↓

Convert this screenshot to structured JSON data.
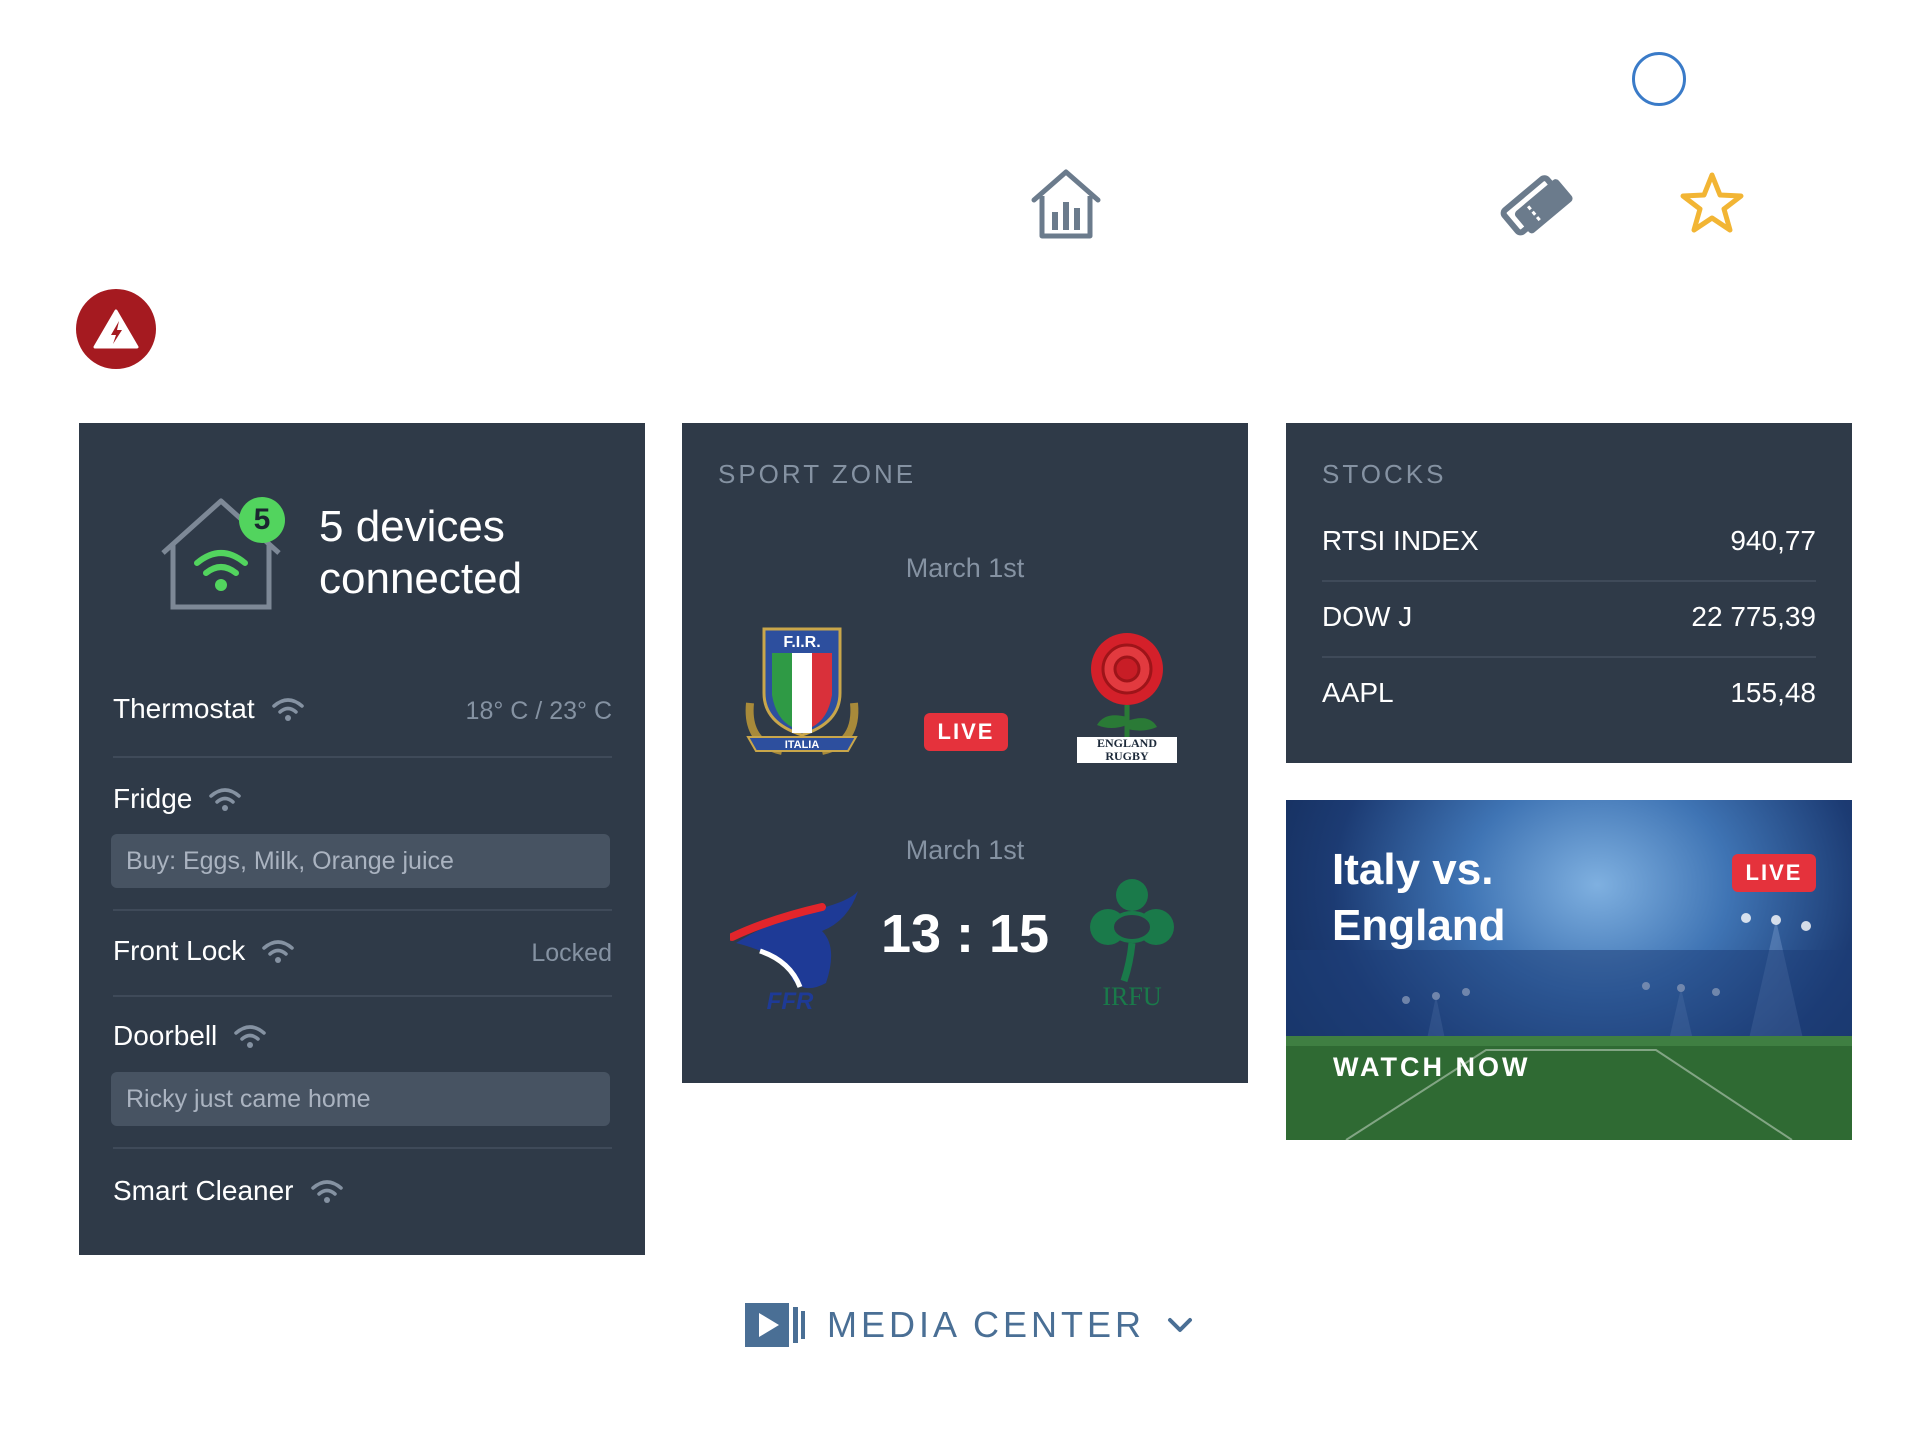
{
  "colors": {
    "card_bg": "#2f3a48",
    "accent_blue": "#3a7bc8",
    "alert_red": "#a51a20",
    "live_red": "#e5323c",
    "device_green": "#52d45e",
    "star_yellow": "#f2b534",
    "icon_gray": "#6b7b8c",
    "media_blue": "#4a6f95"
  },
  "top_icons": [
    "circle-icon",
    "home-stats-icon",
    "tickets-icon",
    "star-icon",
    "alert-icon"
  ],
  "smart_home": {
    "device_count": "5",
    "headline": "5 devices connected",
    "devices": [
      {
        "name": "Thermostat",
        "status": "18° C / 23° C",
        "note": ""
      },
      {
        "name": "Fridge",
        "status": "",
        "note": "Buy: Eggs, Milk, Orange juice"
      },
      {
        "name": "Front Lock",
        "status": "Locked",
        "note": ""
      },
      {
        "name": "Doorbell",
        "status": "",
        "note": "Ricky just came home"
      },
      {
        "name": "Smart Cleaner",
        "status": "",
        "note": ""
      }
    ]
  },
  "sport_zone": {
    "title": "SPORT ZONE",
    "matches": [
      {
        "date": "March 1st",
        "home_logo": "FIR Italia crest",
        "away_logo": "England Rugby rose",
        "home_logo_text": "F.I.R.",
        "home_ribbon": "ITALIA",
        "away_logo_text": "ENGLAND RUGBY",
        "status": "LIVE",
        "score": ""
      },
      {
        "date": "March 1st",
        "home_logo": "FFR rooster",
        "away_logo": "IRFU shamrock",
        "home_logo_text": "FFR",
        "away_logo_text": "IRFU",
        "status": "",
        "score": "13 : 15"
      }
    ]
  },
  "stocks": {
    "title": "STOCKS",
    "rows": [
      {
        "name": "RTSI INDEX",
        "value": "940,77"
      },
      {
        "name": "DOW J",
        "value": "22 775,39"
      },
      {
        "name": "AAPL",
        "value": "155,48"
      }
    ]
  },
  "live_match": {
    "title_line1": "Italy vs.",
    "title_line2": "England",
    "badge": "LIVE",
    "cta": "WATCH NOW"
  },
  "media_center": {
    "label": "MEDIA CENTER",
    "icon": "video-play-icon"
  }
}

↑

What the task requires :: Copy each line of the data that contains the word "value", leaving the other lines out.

Exercise answer ::
        "value": "940,77"
        "value": "22 775,39"
        "value": "155,48"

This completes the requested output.